2005 - high # hurricanes proof of GCC since 2005; extremely few hurricanes proof of GCC Flooding of 3 years ago proof of GCC drought last year proof of GCC to hot true to cold true to many ticks true to many weeds true
What do you think weird weather describes??? It's CLIMATE CHANGE, silly!!!!!!!!
Does Rush have you thinking that climate change cannot be accepted until everyone on the planet is simultaneously uncomfortably warm, year-round? The effect of Climate Change (aka Global Warming) is that there is much more extreme and unstable weather. More storms, more floods, more draught, more heat, more snow, more tornadoes and hurricanes, more hail, etc. This is exactly what has been happening, and warming has just begun! Also there's enough literal warming, though seemingly small in average temperature rise, to move frost lines northward, trigger mass wildlife extinction for plants and animals, and cost us billions per year in agricultural losses. Considering property damages and wildlife costs, it may very well cost less money to end our oil dependency, which carries many other justifications besides mitigating climate change.

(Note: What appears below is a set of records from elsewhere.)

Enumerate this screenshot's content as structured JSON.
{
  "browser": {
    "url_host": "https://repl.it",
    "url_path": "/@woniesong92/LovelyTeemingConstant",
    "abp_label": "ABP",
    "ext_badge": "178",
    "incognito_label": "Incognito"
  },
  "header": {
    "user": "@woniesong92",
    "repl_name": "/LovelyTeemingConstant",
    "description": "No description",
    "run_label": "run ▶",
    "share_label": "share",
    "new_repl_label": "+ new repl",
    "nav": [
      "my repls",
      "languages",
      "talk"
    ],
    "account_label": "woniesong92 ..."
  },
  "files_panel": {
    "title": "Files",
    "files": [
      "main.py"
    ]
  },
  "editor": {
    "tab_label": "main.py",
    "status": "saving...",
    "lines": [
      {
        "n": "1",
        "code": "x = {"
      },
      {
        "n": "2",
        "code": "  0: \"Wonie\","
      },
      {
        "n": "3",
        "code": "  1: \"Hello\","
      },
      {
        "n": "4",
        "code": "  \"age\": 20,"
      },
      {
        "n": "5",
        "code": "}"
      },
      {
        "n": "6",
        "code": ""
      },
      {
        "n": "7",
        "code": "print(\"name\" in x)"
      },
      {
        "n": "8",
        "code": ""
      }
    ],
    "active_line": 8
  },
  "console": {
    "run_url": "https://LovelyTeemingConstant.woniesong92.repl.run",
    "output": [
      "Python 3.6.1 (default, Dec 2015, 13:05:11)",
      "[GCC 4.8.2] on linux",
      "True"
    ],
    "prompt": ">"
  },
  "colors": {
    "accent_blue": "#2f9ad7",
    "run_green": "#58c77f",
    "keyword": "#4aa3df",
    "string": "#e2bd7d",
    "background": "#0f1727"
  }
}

Here in the south our normal January temps used to range from about 10 degrees to about 45 degrees F, with extreme weather extending about 5 degrees above or below that. In the last 10 years, however, it's usually in the 40s or 50s with a lot of periods in the 60s. A couple of weeks ago we had temps in the 70s and yesterday morning it was 69 degrees at 7am. We received 3 inches of rain over the day and the region saw eleven (11) tornadoes! Tonight, snow is forecast.
Before you think this is just fluky weather, realize that fluky is fast becoming the norm. Too many 20, 50, 100, or 1000 year weather events have become regular occurrences with each successive year. Dangerous tornadoes, which almost never occurred while I was growing up here, have become normal and are occurring IN EACH AND EVERY ONE OF THE FOUR SEASONS!
This stuff just didn't used to happen. Even if you live in a bubble, you would know from following the news of the entire world that this is not just anecdotal observations about my region. Global warming = global weirding, not just "warm"!
Tesla Motors plans to roll out a “compelling, affordable electric car” that will sell for about half the price of its high-profile Model S by the end of 2016, company chairman Elon Musk said last week.
For industrial control applications, or even a simple assembly line, that machine can go almost 24/7 without a break. But what happens when the task is a little more complex? That’s where the “smart” machine would come in. The smart machine is one that has some simple (or complex in some cases) processing capability to be able to adapt to changing conditions. Such machines are suited for a host of applications, including automotive, aerospace, defense, medical, computers and electronics, telecommunications, consumer goods, and so on. This radio show will show what’s possible with smart machines, and what tradeoffs need to be made to implement such a solution.